Diane Weddington graduated from Duke Divinity in 1976, though she now says she never should have gone to seminary for several reasons.
A devout Episcopalian, Duke was oriented to preparing Methodist men for ministry in small North Carolina parishes, she
wasn't there to find a husband, either, and the courses didn't compare to those she
took as a Duke undergraduate studying religion, she
As a female student at Duke Divinity, she and others took on "sexist language, sexist professors, bad field education placements, the stained-glass ceiling - women placed in the smallest churches and not given any high offices - male peers who thought women belonged barefoot in a kitchen, and sometimes even the right to have the education."
years at Duke, Weddington
developed ties with other like-minded women as enrollment increased and their collective voice was heard, she

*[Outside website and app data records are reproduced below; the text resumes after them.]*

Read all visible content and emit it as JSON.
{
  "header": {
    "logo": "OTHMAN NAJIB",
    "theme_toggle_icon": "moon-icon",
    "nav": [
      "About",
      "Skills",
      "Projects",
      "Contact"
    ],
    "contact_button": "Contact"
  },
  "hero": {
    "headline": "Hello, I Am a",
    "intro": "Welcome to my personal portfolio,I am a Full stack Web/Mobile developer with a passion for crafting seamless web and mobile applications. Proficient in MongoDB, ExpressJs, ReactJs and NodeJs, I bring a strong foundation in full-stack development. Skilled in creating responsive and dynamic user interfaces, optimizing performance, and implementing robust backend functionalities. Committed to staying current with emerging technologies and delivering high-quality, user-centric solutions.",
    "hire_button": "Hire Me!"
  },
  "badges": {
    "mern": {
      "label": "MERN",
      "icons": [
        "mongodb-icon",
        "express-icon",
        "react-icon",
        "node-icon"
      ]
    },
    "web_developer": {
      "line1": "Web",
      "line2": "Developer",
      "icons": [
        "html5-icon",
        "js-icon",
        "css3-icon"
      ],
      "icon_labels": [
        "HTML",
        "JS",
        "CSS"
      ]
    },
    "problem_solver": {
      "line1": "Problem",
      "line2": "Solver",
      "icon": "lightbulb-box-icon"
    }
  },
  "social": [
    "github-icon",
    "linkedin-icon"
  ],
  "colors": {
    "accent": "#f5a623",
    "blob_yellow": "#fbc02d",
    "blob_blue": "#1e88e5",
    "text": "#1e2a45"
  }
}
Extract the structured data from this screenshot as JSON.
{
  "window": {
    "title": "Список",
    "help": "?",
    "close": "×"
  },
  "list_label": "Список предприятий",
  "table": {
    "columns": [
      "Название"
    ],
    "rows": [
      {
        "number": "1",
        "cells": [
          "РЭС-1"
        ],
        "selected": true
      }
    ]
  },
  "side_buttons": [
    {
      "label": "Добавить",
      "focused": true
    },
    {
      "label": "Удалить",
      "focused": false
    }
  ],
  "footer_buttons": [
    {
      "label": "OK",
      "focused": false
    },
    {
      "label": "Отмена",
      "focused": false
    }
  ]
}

It was also during her
time at Duke that she
saw Episcopal women gain ordination as priests.
met women at the first Women's Interseminary Conference, held at Yale
It brought a newfound sisterhood for those who sought it, Weddington

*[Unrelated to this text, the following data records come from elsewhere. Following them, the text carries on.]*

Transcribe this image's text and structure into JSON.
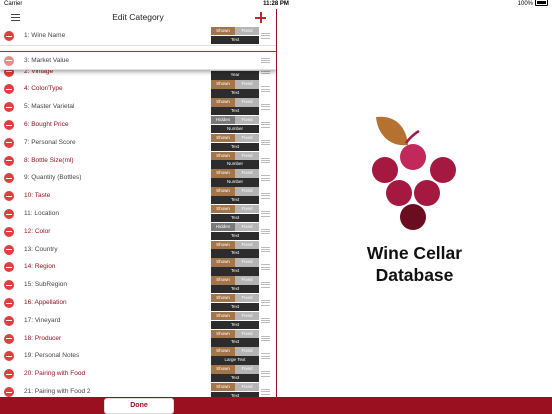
{
  "status_bar": {
    "carrier": "Carrier",
    "time": "11:28 PM",
    "battery": "100%"
  },
  "nav": {
    "title": "Edit Category"
  },
  "rows": [
    {
      "label": "1:  Wine Name",
      "label_color": "gray",
      "visibility": "Shown",
      "mode": "Fixed",
      "type": "Text"
    },
    {
      "label": "3:  Market Value",
      "label_color": "gray",
      "visibility": "",
      "mode": "",
      "type": "",
      "dragging": true
    },
    {
      "label": "2:  Vintage",
      "label_color": "red",
      "visibility": "",
      "mode": "",
      "type": "Year"
    },
    {
      "label": "4:  Color/Type",
      "label_color": "red",
      "visibility": "Shown",
      "mode": "Fixed",
      "type": "Text"
    },
    {
      "label": "5:  Master Varietal",
      "label_color": "gray",
      "visibility": "Shown",
      "mode": "Fixed",
      "type": "Text"
    },
    {
      "label": "6:  Bought Price",
      "label_color": "red",
      "visibility": "Hidden",
      "mode": "Fixed",
      "type": "Number"
    },
    {
      "label": "7:  Personal Score",
      "label_color": "gray",
      "visibility": "Shown",
      "mode": "Fixed",
      "type": "Text"
    },
    {
      "label": "8:  Bottle Size(ml)",
      "label_color": "red",
      "visibility": "Shown",
      "mode": "Fixed",
      "type": "Number"
    },
    {
      "label": "9:  Quantity (Bottles)",
      "label_color": "gray",
      "visibility": "Shown",
      "mode": "Fixed",
      "type": "Number"
    },
    {
      "label": "10:  Taste",
      "label_color": "red",
      "visibility": "Shown",
      "mode": "Fixed",
      "type": "Text"
    },
    {
      "label": "11:  Location",
      "label_color": "gray",
      "visibility": "Shown",
      "mode": "Fixed",
      "type": "Text"
    },
    {
      "label": "12:  Color",
      "label_color": "red",
      "visibility": "Hidden",
      "mode": "Fixed",
      "type": "Text"
    },
    {
      "label": "13:  Country",
      "label_color": "gray",
      "visibility": "Shown",
      "mode": "Fixed",
      "type": "Text"
    },
    {
      "label": "14:  Region",
      "label_color": "red",
      "visibility": "Shown",
      "mode": "Fixed",
      "type": "Text"
    },
    {
      "label": "15:  SubRegion",
      "label_color": "gray",
      "visibility": "Shown",
      "mode": "Fixed",
      "type": "Text"
    },
    {
      "label": "16:  Appellation",
      "label_color": "red",
      "visibility": "Shown",
      "mode": "Fixed",
      "type": "Text"
    },
    {
      "label": "17:  Vineyard",
      "label_color": "gray",
      "visibility": "Shown",
      "mode": "Fixed",
      "type": "Text"
    },
    {
      "label": "18:  Producer",
      "label_color": "red",
      "visibility": "Shown",
      "mode": "Fixed",
      "type": "Text"
    },
    {
      "label": "19:  Personal Notes",
      "label_color": "gray",
      "visibility": "Shown",
      "mode": "Fixed",
      "type": "Large Text"
    },
    {
      "label": "20:  Pairing with Food",
      "label_color": "red",
      "visibility": "Shown",
      "mode": "Fixed",
      "type": "Text"
    },
    {
      "label": "21:  Pairing with Food 2",
      "label_color": "gray",
      "visibility": "Shown",
      "mode": "Fixed",
      "type": "Text"
    }
  ],
  "footer": {
    "done_label": "Done"
  },
  "brand": {
    "line1": "Wine Cellar",
    "line2": "Database"
  },
  "colors": {
    "accent": "#9b1020",
    "delete": "#e33d3d",
    "shown": "#a5754a",
    "hidden": "#7a7a7a",
    "fixed": "#b5b5b5",
    "type_bg": "#2c2c2c",
    "leaf": "#b5712f",
    "grape_light": "#c2285a",
    "grape_mid": "#a5183f",
    "grape_dark": "#6b0d20"
  }
}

, who now lives in California, is originally from North Carolina and returns to Duke annually for a summer public policy professorship.
"I've watched the Divinity School
grow physically, its student body come to include women, its women go on to hold high church offices and lead bigger parishes," she
"But I've also watched some of the same issues continue to roil - language, homophobia, ingrained resentment of women, lesser regard for female scholars, and to my personal discomfort, an increasing evangelical tone and student body makeup."
After Duke, Weddington became a writer, professor and national parks artist, among other jobs.
School has inched onward, also, but I think still has a long way to go.
The traces of homophobia, sexism and cultural exclusion still arise, and still cloud the vision of what could be," she
Jean Rodenbough entered Duke Divinity
School in 1977, after Stokes and Weddington